Every line that includes the word "petunjuk" needs to be copied from the listing.

#### Source data
----------
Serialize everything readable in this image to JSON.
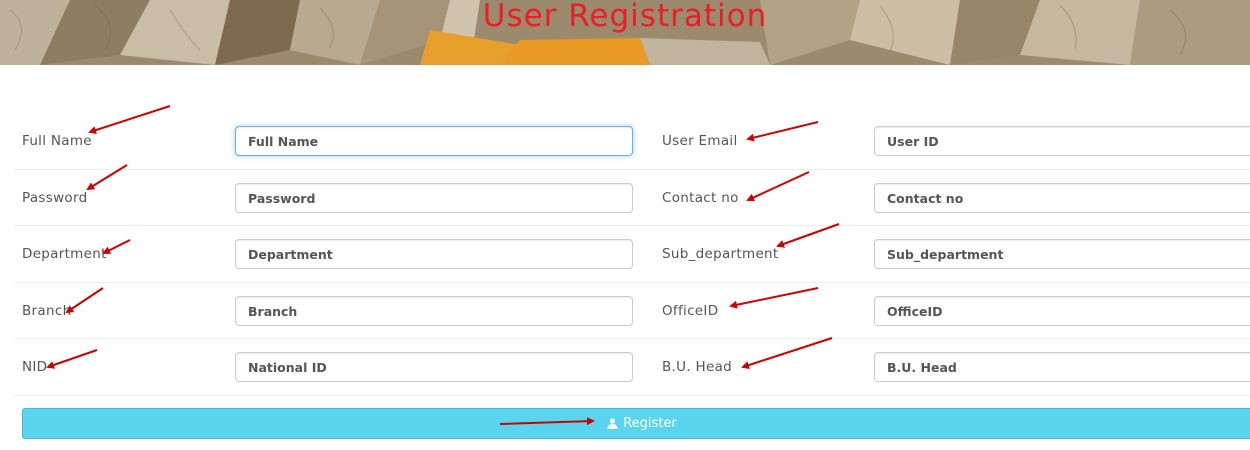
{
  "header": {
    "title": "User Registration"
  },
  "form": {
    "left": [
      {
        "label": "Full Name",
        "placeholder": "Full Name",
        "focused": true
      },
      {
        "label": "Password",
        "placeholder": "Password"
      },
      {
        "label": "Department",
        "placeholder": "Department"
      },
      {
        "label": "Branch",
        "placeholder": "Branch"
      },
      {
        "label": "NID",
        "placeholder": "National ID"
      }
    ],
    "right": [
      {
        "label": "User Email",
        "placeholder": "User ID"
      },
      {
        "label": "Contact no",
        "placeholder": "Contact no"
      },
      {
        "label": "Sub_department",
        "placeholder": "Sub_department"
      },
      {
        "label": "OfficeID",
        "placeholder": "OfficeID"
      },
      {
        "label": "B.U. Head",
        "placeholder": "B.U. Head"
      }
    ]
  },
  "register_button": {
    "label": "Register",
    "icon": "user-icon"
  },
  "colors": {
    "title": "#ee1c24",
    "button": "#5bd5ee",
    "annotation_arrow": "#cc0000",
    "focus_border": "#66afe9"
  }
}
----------
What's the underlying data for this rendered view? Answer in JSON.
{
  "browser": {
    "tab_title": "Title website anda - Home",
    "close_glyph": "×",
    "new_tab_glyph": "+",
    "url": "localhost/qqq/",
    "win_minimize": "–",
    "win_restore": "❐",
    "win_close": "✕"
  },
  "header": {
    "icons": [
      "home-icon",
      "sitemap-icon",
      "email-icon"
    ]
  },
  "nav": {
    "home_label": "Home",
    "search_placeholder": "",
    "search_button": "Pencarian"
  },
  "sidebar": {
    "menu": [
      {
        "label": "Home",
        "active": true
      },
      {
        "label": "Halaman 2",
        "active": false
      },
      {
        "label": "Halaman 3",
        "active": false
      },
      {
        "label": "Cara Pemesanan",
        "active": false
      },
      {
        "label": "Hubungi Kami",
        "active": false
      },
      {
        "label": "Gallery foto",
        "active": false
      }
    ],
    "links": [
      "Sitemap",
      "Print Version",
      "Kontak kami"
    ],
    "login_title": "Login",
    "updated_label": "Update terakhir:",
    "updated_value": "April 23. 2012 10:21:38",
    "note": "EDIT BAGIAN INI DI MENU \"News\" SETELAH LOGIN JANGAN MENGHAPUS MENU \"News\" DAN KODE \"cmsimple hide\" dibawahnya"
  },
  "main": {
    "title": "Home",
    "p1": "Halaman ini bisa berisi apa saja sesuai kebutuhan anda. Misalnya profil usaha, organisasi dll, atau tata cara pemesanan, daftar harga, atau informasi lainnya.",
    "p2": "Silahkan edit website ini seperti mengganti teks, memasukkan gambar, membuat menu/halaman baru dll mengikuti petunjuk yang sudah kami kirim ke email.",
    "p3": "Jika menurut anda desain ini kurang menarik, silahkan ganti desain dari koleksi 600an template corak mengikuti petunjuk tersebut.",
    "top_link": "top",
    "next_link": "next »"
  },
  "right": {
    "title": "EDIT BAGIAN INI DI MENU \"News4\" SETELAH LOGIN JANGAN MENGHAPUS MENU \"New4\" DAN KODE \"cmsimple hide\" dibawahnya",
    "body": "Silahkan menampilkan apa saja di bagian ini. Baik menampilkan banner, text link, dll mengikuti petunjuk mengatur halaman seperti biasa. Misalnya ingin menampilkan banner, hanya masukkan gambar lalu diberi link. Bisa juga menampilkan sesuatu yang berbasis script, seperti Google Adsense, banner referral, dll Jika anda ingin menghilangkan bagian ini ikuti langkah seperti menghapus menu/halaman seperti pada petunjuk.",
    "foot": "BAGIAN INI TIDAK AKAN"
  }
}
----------
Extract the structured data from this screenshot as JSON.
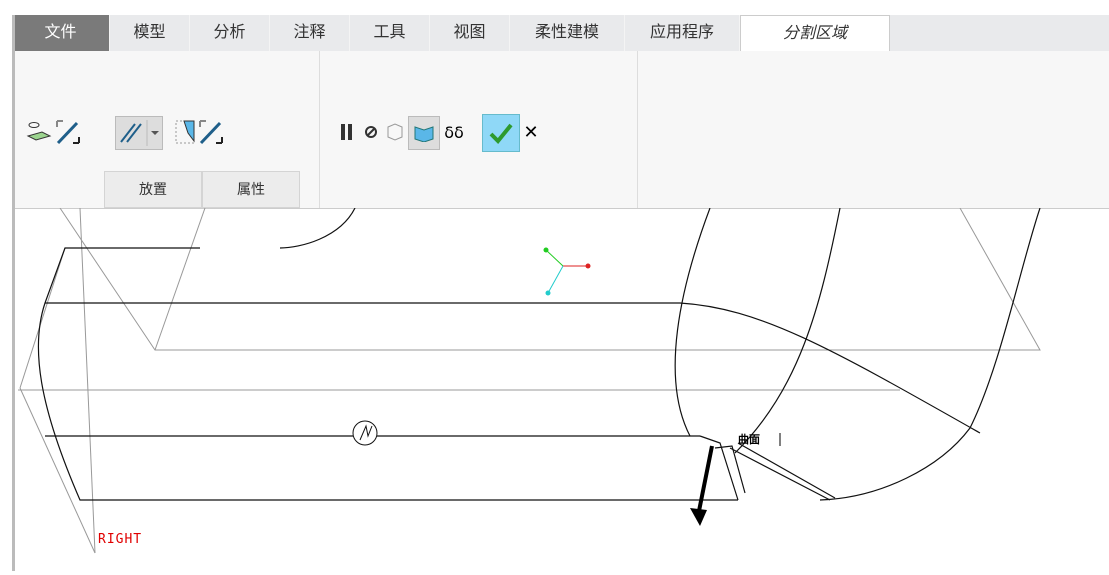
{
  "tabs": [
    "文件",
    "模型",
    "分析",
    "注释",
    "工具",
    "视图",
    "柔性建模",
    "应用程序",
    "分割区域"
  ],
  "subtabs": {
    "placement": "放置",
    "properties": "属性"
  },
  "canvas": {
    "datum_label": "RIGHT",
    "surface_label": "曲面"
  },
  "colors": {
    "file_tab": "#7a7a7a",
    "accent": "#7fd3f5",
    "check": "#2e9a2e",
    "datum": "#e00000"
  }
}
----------
#### Solution to this exercise
    "p2": "Silahkan edit website ini seperti mengganti teks, memasukkan gambar, membuat menu/halaman baru dll mengikuti petunjuk yang sudah kami kirim ke email.",
    "p3": "Jika menurut anda desain ini kurang menarik, silahkan ganti desain dari koleksi 600an template corak mengikuti petunjuk tersebut.",
    "body": "Silahkan menampilkan apa saja di bagian ini. Baik menampilkan banner, text link, dll mengikuti petunjuk mengatur halaman seperti biasa. Misalnya ingin menampilkan banner, hanya masukkan gambar lalu diberi link. Bisa juga menampilkan sesuatu yang berbasis script, seperti Google Adsense, banner referral, dll Jika anda ingin menghilangkan bagian ini ikuti langkah seperti menghapus menu/halaman seperti pada petunjuk.",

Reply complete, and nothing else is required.